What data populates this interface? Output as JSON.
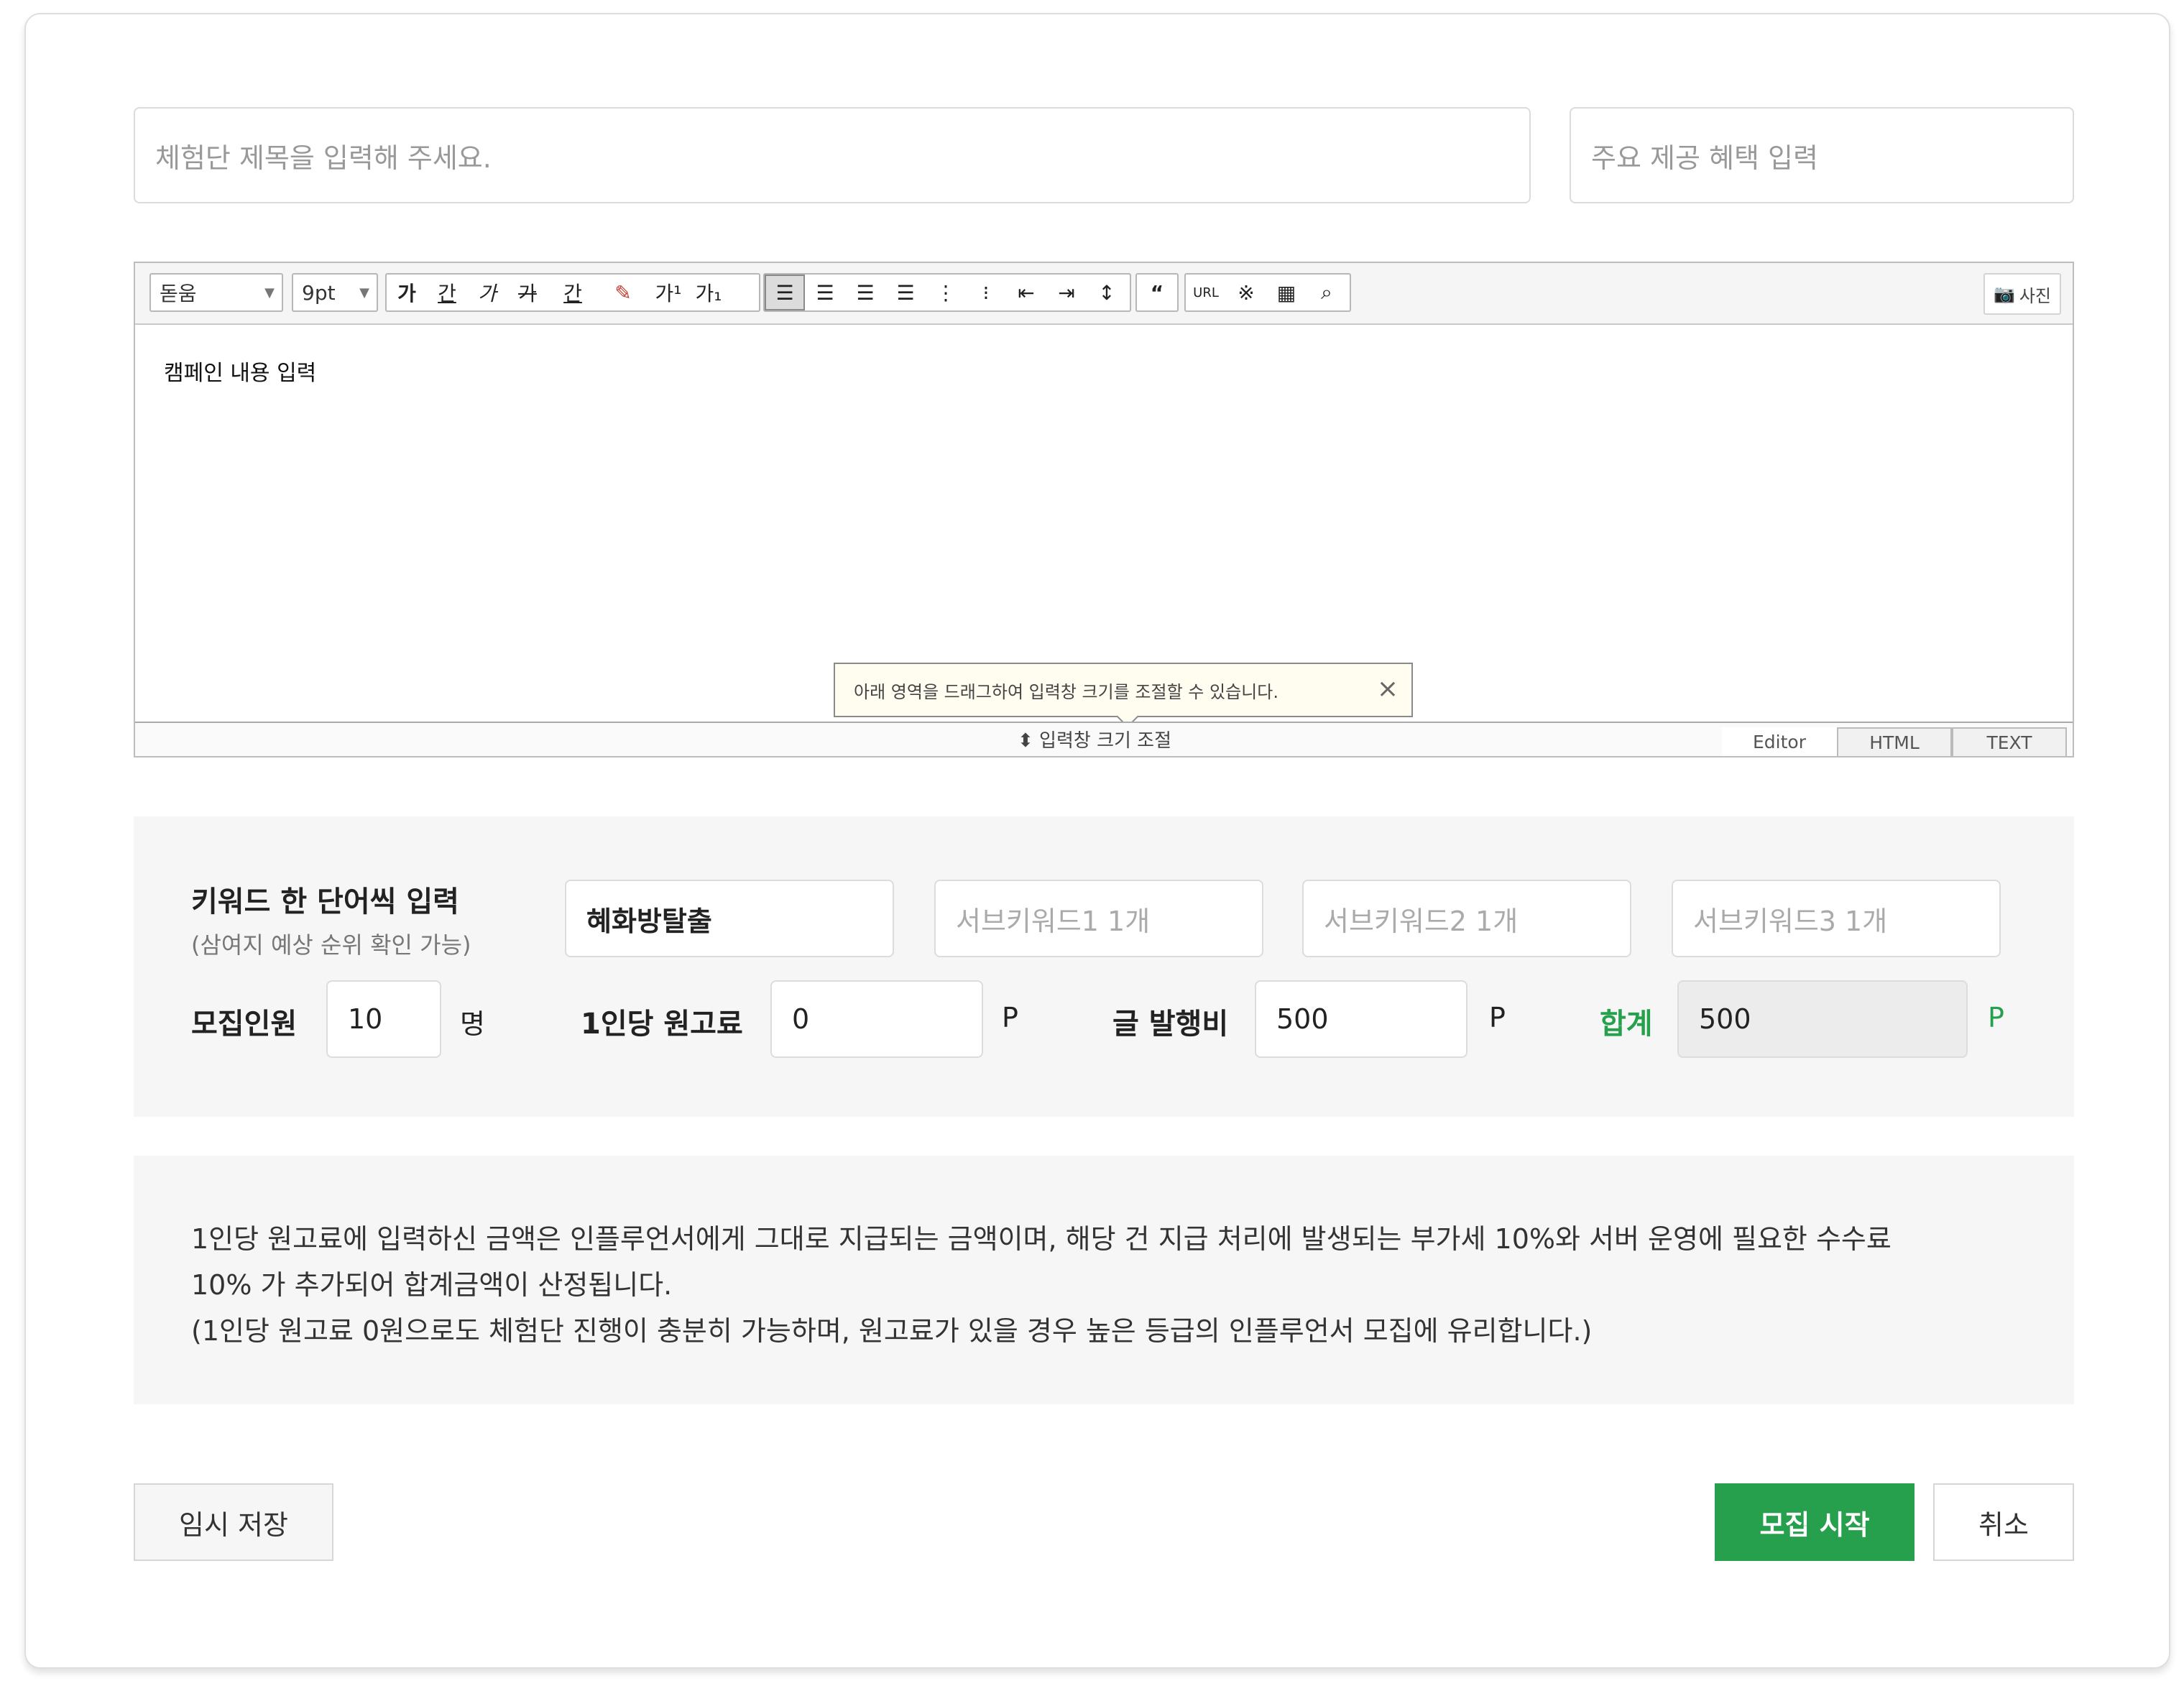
{
  "form": {
    "title_placeholder": "체험단 제목을 입력해 주세요.",
    "benefit_placeholder": "주요 제공 혜택 입력"
  },
  "editor": {
    "font_family": "돋움",
    "font_size": "9pt",
    "format_buttons": [
      "가",
      "간",
      "가",
      "가",
      "간"
    ],
    "superscript_label": "가¹",
    "subscript_label": "가₁",
    "photo_button": "사진",
    "body_text": "캠페인 내용 입력",
    "tooltip_text": "아래 영역을 드래그하여 입력창 크기를 조절할 수 있습니다.",
    "resize_label": "⬍ 입력창 크기 조절",
    "modes": [
      "Editor",
      "HTML",
      "TEXT"
    ]
  },
  "keywords": {
    "label": "키워드 한 단어씩 입력",
    "sublabel": "(삼여지 예상 순위 확인 가능)",
    "main_value": "혜화방탈출",
    "sub1_placeholder": "서브키워드1 1개",
    "sub2_placeholder": "서브키워드2 1개",
    "sub3_placeholder": "서브키워드3 1개"
  },
  "recruit": {
    "label": "모집인원",
    "value": "10",
    "unit": "명"
  },
  "fee": {
    "label": "1인당 원고료",
    "value": "0",
    "unit": "P"
  },
  "publish": {
    "label": "글 발행비",
    "value": "500",
    "unit": "P"
  },
  "total": {
    "label": "합계",
    "value": "500",
    "unit": "P"
  },
  "notice": {
    "line1": "1인당 원고료에 입력하신 금액은 인플루언서에게 그대로 지급되는 금액이며, 해당 건 지급 처리에 발생되는 부가세 10%와 서버 운영에 필요한 수수료",
    "line2": "10% 가 추가되어 합계금액이 산정됩니다.",
    "line3": "(1인당 원고료 0원으로도 체험단 진행이 충분히 가능하며, 원고료가 있을 경우 높은 등급의 인플루언서 모집에 유리합니다.)"
  },
  "buttons": {
    "temp_save": "임시 저장",
    "start": "모집 시작",
    "cancel": "취소"
  },
  "colors": {
    "accent": "#27a04e",
    "panel_bg": "#f6f6f6"
  }
}
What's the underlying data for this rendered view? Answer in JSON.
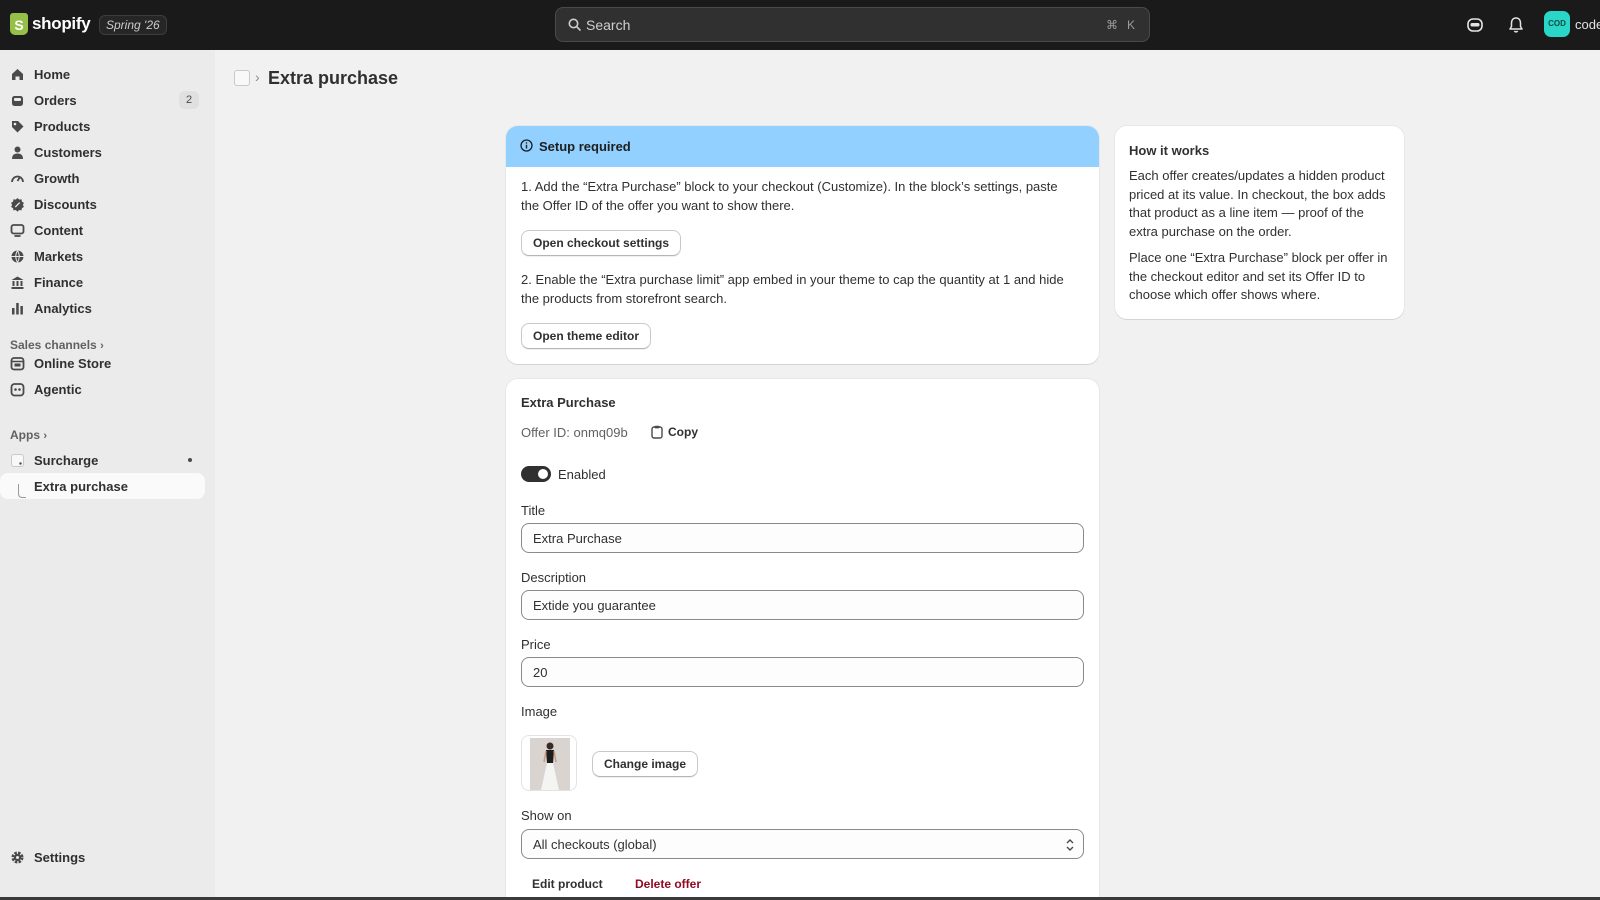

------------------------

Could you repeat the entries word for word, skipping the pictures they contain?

- [EXERCISE RESULT]
What data populates this interface? Output as JSON.
{
  "form": {
    "title_placeholder": "체험단 제목을 입력해 주세요.",
    "benefit_placeholder": "주요 제공 혜택 입력"
  },
  "editor": {
    "font_family": "돋움",
    "font_size": "9pt",
    "format_buttons": [
      "가",
      "간",
      "가",
      "가",
      "간"
    ],
    "superscript_label": "가¹",
    "subscript_label": "가₁",
    "photo_button": "사진",
    "body_text": "캠페인 내용 입력",
    "tooltip_text": "아래 영역을 드래그하여 입력창 크기를 조절할 수 있습니다.",
    "resize_label": "⬍ 입력창 크기 조절",
    "modes": [
      "Editor",
      "HTML",
      "TEXT"
    ]
  },
  "keywords": {
    "label": "키워드 한 단어씩 입력",
    "sublabel": "(삼여지 예상 순위 확인 가능)",
    "main_value": "혜화방탈출",
    "sub1_placeholder": "서브키워드1 1개",
    "sub2_placeholder": "서브키워드2 1개",
    "sub3_placeholder": "서브키워드3 1개"
  },
  "recruit": {
    "label": "모집인원",
    "value": "10",
    "unit": "명"
  },
  "fee": {
    "label": "1인당 원고료",
    "value": "0",
    "unit": "P"
  },
  "publish": {
    "label": "글 발행비",
    "value": "500",
    "unit": "P"
  },
  "total": {
    "label": "합계",
    "value": "500",
    "unit": "P"
  },
  "notice": {
    "line1": "1인당 원고료에 입력하신 금액은 인플루언서에게 그대로 지급되는 금액이며, 해당 건 지급 처리에 발생되는 부가세 10%와 서버 운영에 필요한 수수료",
    "line2": "10% 가 추가되어 합계금액이 산정됩니다.",
    "line3": "(1인당 원고료 0원으로도 체험단 진행이 충분히 가능하며, 원고료가 있을 경우 높은 등급의 인플루언서 모집에 유리합니다.)"
  },
  "buttons": {
    "temp_save": "임시 저장",
    "start": "모집 시작",
    "cancel": "취소"
  },
  "colors": {
    "accent": "#27a04e",
    "panel_bg": "#f6f6f6"
  }
}
What's the underlying data for this rendered view? Answer in JSON.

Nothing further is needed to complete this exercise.